## EXERCISE PROMPT
From the records that follow, copy every line that contains the word "value".

◇ ◇ ◇

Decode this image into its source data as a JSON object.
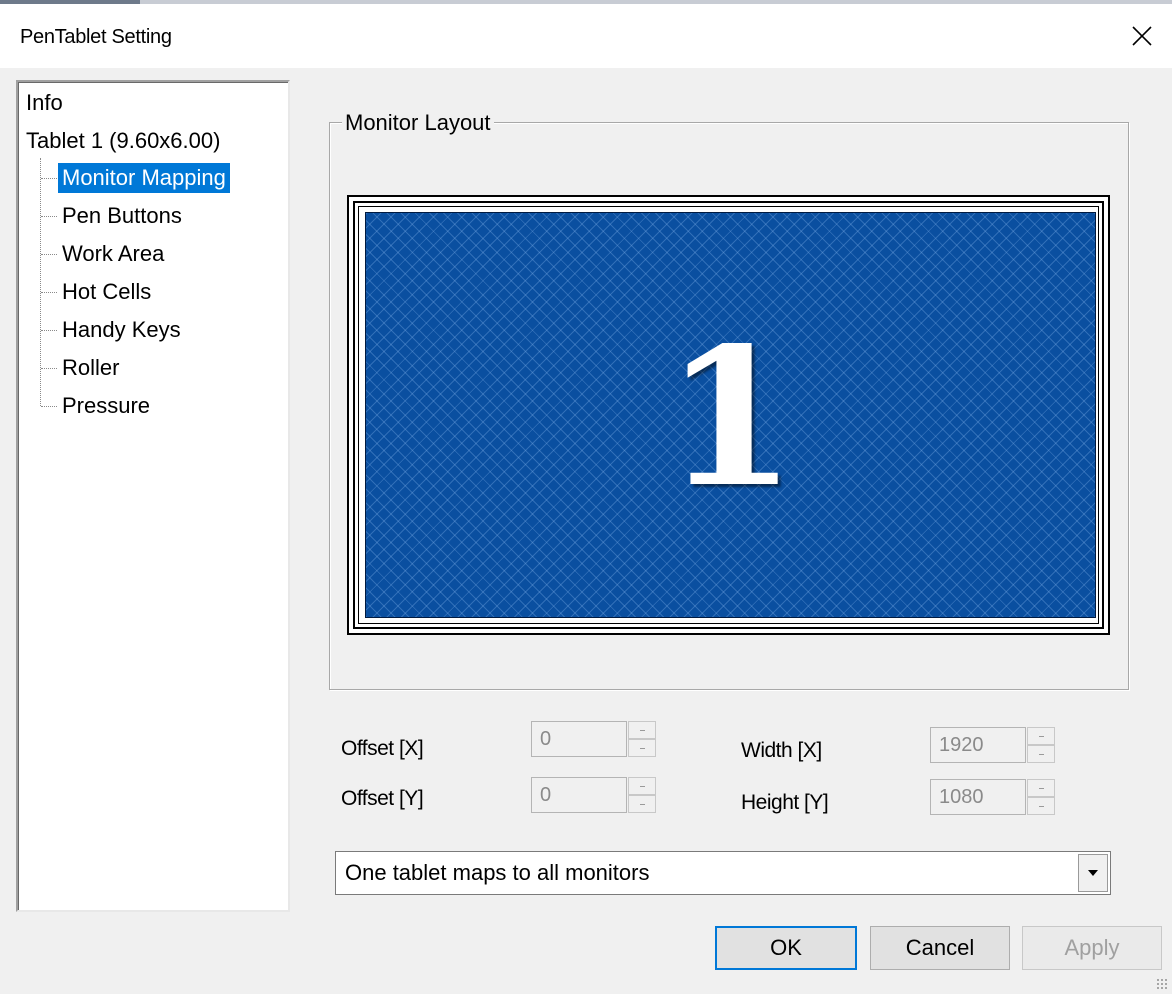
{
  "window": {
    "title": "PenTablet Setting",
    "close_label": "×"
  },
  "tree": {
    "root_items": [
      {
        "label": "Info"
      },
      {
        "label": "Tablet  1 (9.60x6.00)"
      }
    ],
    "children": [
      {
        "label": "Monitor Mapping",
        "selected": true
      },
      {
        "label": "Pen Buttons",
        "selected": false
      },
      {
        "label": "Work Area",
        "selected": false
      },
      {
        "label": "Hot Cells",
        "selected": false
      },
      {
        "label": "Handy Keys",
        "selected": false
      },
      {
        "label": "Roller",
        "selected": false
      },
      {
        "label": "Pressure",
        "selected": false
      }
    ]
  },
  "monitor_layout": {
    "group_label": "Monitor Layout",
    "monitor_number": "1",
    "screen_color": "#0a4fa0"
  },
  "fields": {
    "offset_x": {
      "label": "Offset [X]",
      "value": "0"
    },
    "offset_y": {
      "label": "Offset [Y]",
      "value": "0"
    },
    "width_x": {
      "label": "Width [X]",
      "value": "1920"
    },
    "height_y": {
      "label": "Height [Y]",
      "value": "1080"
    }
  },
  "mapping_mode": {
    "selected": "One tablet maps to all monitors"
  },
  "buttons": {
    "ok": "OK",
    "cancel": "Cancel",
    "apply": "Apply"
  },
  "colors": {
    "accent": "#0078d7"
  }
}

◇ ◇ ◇

## TASK RESPONSE
      "value": "0"
      "value": "0"
      "value": "1920"
      "value": "1080"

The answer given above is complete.